AAOS Now, March 2008
Building a national joint replacement registry
Can the United States find its way? Why doesn’t the United States have a national joint registry when other developed countries such as Sweden, Britain, and Australia have one? What are the benefits and risks of such a system? What role should the AAOS play in the formation of a joint registry?
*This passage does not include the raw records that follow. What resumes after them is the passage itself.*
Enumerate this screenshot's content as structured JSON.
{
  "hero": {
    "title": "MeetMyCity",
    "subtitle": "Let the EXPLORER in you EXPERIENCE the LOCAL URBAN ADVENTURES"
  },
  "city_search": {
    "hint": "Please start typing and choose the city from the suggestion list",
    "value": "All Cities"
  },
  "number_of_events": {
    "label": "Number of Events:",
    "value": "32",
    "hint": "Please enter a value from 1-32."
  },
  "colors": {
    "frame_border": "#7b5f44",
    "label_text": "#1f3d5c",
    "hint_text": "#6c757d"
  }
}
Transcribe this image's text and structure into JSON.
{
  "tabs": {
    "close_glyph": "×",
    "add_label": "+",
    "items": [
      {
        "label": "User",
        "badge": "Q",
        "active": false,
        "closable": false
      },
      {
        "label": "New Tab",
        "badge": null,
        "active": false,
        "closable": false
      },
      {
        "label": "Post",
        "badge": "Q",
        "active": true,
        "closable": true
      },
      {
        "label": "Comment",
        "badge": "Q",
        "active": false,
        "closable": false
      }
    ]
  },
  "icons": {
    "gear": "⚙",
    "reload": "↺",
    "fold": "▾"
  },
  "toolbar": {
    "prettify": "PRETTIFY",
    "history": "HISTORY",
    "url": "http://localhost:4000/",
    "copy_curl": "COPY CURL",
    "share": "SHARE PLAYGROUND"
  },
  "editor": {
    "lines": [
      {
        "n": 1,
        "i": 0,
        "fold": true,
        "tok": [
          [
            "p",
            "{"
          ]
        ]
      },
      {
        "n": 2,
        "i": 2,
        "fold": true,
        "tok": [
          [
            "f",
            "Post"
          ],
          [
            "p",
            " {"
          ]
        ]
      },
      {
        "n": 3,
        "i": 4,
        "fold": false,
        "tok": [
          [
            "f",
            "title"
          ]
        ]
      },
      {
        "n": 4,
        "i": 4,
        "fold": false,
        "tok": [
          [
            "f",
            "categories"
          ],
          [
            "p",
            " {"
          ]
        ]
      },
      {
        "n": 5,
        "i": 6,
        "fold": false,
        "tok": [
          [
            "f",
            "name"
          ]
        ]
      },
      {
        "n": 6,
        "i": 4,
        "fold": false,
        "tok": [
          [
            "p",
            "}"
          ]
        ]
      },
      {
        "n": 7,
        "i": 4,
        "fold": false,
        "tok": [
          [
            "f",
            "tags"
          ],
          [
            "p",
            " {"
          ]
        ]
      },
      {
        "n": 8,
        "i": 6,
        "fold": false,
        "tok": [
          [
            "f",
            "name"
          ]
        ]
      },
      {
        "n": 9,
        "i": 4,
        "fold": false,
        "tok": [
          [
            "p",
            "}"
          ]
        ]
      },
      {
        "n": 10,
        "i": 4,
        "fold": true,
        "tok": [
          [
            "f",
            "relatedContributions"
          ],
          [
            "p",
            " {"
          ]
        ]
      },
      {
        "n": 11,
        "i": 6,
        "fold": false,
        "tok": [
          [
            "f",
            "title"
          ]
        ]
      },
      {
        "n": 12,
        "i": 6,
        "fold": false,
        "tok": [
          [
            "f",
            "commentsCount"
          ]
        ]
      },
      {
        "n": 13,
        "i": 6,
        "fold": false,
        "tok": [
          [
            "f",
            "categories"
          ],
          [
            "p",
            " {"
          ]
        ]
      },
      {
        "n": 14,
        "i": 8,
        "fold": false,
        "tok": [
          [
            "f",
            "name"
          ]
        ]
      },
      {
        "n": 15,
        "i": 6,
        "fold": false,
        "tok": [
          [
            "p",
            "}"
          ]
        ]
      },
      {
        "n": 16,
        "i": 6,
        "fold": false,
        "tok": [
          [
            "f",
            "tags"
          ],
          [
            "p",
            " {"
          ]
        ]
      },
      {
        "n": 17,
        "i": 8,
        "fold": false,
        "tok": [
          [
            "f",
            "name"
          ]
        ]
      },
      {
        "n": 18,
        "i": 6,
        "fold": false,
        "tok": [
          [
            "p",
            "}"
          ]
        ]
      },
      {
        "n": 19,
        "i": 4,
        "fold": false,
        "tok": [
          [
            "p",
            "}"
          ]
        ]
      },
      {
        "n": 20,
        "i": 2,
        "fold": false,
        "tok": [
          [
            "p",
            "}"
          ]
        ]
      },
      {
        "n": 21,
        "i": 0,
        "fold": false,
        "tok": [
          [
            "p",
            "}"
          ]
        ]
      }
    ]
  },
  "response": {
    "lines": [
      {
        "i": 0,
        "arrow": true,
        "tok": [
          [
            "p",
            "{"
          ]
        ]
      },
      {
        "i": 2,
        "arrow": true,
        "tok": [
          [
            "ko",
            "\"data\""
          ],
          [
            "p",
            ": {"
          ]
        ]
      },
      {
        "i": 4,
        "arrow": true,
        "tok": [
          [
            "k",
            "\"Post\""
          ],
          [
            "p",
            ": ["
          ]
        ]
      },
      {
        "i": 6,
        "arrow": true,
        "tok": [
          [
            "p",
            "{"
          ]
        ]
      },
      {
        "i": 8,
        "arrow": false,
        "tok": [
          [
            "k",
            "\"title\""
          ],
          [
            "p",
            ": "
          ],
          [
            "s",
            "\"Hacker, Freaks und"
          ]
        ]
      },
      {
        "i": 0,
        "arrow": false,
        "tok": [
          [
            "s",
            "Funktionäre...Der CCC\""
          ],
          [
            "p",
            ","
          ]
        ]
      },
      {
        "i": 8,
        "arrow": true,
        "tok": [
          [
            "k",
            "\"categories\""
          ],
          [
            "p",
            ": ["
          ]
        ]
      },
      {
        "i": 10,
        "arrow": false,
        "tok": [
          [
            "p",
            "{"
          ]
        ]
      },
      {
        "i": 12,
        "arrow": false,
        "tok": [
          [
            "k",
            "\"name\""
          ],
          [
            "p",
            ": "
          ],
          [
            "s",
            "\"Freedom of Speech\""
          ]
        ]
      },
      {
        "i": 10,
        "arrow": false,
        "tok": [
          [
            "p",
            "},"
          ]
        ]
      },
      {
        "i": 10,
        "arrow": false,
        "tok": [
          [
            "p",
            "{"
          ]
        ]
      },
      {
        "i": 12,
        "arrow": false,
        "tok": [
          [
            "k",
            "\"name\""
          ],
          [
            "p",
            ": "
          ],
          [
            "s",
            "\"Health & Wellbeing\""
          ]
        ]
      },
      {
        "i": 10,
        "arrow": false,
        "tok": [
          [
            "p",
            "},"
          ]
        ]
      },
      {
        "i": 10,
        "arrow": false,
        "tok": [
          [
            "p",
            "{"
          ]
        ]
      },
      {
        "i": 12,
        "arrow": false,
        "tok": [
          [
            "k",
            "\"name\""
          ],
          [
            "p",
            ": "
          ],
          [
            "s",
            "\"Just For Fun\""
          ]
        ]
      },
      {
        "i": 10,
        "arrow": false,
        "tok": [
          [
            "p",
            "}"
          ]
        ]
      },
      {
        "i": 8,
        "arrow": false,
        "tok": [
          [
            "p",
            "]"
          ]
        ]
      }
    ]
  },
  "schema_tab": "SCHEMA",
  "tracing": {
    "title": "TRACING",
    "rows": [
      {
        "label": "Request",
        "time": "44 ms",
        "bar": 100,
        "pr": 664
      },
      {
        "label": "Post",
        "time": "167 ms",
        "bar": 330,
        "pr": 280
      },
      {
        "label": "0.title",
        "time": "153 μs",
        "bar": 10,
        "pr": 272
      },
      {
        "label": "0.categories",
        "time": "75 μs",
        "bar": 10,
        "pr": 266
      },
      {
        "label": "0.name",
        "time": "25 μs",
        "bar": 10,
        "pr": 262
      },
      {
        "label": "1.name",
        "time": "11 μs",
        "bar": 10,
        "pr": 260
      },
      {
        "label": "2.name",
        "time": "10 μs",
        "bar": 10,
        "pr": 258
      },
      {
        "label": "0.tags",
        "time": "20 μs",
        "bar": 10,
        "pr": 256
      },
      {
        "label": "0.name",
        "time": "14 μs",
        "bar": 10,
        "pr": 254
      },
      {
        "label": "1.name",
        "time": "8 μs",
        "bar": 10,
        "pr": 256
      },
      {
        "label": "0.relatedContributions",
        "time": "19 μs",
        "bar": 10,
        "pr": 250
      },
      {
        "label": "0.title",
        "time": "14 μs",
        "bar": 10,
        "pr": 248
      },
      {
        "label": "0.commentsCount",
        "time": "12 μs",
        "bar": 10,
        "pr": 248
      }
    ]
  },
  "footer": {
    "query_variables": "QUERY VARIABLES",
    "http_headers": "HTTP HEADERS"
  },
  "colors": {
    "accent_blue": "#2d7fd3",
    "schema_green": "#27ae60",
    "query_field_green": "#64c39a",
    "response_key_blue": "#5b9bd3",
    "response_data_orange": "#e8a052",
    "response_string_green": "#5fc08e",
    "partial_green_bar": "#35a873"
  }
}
Joshua J. Jacobs, MD, chair of the AAOS Council on Research, Quality Assessment, and Technology and a member of the AAOS Now editorial board, discussed the establishment of a U.S.
Defining BMP action in cartilage
Drs. Lyons and Rosen win Ann Doner Vaughan Award Karen M. Lyons, PhD, and Vicki Rosen, PhD, have received the 2008 Kappa Delta Ann Doner Vaughan Award for their research and manuscript on “In Vivo Studies of BMP Pathway Activities in Chondrogenesis.” Their honor caps nearly two decades of efforts to better understand the underlying roles of bone morphogenetic protein (BMP) action in cartilage, and also reveals previously undiscovered aspects of chondrocyte behavior in vivo.
Award recognizes cartilage breakdown discovery
Young Investigator Award goes to Chuanju Liu, PhD, and associates At the 2008 Annual Meeting, the Kappa Delta Young Investigator Award was presented to Chuanju Liu, PhD; Yi Luan, MD, PhD; Yan Zhang, MD, PhD; Ronald Damani Howel, research assistant; and Li Kong, MD, PhD—all from the NYU Hospital for Joint Diseases—for their manuscript, “Two Novel Cartilage-Degrading Metalloproteinases.”
Twin Spine Study wins Lanier Award
Findings support hereditary link in disk degeneration Michele C. Battié, PhD; Tapio Videman, MD, PhD; Jaakko Kaprio, MD, PhD; Laura E. Gibbons, PhD; Kevin Gill, MD; Janna Saarela, MD, PhD; and Leena Peltonen, MD, PhD, have received the 2008 Kappa Delta Elizabeth Winston Lanier Award for their manuscript on “The Foundation of a New Paradigm of Disk Degeneration: The Twin Spine Study.”
How two ‘Bettys’ started the Kappa Delta Awards
From the Crippled Children’s Hospital to more than $1 million in grants How did a national women’s sorority come to establish an annual award to recognize achievements in orthopaedic research? It started with two women named Betty, both members of the Kappa Delta Sorority. Elizabeth Corbett Gilbert, the first Betty, was president of the National Kappa Delta Sorority in 1916.
The “E” in OREF
Education grants equip orthopaedic surgeons to excel Orthopaedic research has resulted in advancements such as total joint arthroplasty, innovative procedures for correcting cartilage injuries, and better bone grafting. Had the research stopped at the lab, however, the practice of orthopaedics would have remained stagnant.
MMTGs in a nutshell
Understanding minimally manipulated tissue grafts Tissue implants are rapidly gaining in popularity as a treatment for many orthopaedic surgical conditions. Orthopaedic surgeons need a fundamental understanding of the efficacy and safety of these products, as well as their characterization, origin, and processing. Tissue implants may be divided into two broad categories for classification purposes: cellular and structural.
Engineering the future of implants
Biomedical engineers explore implant advances “A principal strategy for reducing the osteolysis problem is to reduce its root cause: wear debris,” said Thomas D. Brown, PhD, director of the Orthopaedic Biomechanics Laboratory at the University of Iowa. “Mechanical implant design is a key consideration in that regard. Mechanical design issues are closely coupled with bearing surface material combinations, the menu of which has become ever more diverse.”
Pape wins OREF Clinical Research Award
Changing strategies results in “damage-control orthopaedics” Hans-Christoph Pape, MD, has won the 2008 Orthopaedic Research and Education Foundation (OREF) Clinical Research Award, for his study on “Effects of Changing Strategies of Fracture Fixation on Immunologic Changes and Systemic Complications after Multiple Trauma: Damage Control Orthopaedic Surgery.” Dr.